■ Assigned task
What lines of the data include the string "your"? Copy them all.

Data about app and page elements
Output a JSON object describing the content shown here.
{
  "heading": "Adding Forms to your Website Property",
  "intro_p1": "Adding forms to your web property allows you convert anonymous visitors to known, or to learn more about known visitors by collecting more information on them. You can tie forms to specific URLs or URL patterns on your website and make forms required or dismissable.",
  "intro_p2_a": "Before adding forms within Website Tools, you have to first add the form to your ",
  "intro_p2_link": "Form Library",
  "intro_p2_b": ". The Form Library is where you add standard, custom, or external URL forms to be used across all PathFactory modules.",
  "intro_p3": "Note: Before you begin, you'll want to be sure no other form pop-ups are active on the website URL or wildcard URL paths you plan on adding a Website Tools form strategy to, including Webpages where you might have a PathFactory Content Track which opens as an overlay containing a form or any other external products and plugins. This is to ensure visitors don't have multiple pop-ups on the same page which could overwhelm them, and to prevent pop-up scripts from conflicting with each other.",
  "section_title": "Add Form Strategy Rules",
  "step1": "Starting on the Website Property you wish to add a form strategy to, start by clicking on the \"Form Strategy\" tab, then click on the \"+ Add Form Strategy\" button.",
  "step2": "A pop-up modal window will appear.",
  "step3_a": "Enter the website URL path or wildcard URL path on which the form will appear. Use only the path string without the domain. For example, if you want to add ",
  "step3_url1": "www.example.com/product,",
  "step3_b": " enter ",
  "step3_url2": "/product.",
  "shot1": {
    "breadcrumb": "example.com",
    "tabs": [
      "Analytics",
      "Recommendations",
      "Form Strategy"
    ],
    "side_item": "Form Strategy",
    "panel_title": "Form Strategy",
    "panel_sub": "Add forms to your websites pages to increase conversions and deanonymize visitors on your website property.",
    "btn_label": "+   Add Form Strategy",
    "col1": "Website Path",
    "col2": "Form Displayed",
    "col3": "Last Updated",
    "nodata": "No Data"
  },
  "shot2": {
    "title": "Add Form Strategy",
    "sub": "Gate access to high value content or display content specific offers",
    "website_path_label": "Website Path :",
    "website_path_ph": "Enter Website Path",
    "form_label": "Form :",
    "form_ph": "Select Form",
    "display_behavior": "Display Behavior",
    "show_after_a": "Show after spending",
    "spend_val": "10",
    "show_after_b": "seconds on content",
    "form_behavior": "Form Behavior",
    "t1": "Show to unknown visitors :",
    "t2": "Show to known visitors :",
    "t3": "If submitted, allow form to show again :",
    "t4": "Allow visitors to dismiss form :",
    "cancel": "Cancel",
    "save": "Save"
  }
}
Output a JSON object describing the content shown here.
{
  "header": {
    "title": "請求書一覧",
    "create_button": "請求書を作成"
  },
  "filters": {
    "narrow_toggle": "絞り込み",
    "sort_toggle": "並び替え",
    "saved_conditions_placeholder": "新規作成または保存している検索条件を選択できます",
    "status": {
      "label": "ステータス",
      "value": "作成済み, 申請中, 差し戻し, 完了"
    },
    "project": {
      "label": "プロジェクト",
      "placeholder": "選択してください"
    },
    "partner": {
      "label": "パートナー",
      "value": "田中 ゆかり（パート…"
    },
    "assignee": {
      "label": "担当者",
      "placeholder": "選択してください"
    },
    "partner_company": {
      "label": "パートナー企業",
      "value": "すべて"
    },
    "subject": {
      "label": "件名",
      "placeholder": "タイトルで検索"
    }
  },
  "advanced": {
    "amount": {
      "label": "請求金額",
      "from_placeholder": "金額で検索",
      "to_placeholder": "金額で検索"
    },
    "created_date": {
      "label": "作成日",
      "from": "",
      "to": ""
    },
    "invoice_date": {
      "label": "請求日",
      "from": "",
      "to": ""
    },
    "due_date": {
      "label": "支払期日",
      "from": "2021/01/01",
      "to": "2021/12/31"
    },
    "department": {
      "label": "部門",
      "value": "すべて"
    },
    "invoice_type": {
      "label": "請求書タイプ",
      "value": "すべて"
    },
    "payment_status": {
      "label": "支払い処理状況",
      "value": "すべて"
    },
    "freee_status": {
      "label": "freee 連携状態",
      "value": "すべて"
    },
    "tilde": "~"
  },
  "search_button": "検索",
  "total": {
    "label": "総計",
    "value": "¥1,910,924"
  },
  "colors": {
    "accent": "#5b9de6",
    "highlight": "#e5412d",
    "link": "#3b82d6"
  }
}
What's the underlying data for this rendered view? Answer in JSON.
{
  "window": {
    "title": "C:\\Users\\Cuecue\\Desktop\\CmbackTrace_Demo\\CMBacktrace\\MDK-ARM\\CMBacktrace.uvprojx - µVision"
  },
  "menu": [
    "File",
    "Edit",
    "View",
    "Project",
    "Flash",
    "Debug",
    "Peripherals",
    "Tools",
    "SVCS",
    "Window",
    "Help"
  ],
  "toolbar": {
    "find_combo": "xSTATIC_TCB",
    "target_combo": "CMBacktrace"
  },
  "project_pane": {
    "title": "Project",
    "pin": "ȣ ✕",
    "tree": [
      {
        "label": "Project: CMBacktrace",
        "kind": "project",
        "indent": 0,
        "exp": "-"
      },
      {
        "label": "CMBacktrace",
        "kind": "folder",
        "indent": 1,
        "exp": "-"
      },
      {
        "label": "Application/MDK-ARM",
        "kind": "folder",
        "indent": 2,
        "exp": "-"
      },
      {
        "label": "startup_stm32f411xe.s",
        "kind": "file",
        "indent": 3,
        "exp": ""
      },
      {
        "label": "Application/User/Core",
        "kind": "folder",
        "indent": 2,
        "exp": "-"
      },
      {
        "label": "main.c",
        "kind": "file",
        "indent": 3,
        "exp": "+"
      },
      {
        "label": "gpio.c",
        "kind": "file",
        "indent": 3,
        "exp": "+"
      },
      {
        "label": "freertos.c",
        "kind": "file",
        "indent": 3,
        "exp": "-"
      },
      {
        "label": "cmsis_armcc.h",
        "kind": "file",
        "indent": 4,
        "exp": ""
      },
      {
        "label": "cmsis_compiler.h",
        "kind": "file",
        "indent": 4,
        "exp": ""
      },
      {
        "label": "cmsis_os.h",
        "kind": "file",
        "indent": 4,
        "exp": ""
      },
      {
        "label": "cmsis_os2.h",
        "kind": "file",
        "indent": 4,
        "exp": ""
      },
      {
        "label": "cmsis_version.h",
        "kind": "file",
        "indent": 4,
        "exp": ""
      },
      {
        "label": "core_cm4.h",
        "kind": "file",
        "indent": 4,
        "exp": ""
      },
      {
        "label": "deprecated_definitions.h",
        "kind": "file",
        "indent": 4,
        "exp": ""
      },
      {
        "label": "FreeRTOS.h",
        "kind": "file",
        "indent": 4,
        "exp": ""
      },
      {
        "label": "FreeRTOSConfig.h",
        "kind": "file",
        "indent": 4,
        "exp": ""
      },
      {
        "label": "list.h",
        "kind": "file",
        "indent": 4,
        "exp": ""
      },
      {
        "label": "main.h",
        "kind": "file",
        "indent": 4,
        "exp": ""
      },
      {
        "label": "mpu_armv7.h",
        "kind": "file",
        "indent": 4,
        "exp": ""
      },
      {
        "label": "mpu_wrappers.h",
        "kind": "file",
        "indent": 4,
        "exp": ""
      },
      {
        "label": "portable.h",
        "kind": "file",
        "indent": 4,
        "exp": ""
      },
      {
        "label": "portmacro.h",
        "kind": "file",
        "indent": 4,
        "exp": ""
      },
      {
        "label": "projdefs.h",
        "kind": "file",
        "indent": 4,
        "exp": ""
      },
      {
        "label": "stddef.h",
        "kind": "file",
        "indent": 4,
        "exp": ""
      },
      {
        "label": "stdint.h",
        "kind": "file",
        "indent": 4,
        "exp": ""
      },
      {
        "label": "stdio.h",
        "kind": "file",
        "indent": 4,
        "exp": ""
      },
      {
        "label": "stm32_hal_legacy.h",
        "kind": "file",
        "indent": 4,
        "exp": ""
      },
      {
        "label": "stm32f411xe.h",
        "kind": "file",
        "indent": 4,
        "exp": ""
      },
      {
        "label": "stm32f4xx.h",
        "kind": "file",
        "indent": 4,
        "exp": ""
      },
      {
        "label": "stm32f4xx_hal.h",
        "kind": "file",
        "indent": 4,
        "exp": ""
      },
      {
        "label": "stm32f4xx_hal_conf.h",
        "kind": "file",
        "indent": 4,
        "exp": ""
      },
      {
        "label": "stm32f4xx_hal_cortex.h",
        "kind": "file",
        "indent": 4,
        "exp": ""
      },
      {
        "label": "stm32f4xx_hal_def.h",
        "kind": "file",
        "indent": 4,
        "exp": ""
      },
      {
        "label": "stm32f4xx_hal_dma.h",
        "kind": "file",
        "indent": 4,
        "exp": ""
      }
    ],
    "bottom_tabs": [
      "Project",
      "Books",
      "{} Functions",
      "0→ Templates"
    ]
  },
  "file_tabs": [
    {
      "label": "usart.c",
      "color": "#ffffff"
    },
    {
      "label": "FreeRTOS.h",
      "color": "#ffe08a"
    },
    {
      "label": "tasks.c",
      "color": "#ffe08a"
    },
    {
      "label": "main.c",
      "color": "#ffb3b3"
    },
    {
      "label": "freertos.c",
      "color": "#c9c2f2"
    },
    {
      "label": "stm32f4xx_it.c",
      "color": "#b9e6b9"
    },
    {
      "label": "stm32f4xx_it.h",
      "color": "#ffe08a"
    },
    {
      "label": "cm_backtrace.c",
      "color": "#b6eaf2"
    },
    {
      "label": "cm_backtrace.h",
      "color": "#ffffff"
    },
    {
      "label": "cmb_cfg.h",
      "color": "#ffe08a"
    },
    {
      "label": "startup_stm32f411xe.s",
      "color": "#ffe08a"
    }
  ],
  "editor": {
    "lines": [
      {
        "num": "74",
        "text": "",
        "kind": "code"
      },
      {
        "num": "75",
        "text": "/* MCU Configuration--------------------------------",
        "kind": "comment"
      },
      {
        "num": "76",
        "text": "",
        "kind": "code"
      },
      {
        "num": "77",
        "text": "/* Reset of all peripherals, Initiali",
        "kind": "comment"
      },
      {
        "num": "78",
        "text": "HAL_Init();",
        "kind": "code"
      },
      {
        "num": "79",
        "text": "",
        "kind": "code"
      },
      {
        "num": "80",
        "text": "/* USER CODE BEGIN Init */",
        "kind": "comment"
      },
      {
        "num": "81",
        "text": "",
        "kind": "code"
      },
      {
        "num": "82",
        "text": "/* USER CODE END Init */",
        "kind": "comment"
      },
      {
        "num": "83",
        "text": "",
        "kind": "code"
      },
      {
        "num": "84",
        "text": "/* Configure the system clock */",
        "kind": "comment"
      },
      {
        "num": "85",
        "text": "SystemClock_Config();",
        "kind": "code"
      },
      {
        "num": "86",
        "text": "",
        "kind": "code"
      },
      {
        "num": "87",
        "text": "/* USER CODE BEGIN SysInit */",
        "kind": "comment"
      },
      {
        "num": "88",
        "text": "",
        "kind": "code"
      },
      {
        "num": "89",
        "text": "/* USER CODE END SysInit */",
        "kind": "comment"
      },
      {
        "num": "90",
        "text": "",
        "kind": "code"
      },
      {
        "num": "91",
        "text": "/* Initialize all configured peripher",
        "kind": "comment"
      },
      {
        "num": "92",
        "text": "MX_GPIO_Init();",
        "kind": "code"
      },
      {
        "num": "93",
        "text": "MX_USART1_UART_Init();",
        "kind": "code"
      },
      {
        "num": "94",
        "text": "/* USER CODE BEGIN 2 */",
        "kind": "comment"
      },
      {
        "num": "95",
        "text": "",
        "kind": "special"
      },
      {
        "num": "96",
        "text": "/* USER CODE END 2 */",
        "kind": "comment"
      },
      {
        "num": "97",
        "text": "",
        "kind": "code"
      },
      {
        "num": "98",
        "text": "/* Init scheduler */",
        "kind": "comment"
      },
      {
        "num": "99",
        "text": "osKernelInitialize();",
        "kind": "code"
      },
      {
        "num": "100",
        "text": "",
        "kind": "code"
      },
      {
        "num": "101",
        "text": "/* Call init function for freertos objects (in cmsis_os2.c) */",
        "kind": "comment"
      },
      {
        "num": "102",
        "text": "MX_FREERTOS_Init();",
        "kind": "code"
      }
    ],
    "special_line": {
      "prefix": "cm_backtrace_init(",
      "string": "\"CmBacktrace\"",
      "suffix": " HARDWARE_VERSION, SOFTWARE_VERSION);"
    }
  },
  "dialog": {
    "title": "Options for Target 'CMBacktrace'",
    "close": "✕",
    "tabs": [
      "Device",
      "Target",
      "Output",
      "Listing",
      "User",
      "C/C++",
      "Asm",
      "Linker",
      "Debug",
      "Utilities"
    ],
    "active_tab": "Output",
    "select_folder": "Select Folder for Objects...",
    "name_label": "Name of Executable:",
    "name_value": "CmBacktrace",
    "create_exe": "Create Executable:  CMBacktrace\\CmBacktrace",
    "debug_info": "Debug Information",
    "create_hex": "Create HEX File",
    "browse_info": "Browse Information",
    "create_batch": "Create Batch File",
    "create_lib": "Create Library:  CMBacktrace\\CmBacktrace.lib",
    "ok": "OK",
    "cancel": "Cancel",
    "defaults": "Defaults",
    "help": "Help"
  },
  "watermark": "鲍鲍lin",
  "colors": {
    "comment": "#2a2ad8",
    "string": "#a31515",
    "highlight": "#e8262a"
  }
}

■ Output of the task
  "heading": "Adding Forms to your Website Property",
  "intro_p1": "Adding forms to your web property allows you convert anonymous visitors to known, or to learn more about known visitors by collecting more information on them. You can tie forms to specific URLs or URL patterns on your website and make forms required or dismissable.",
  "intro_p2_a": "Before adding forms within Website Tools, you have to first add the form to your ",
    "panel_sub": "Add forms to your websites pages to increase conversions and deanonymize visitors on your website property.",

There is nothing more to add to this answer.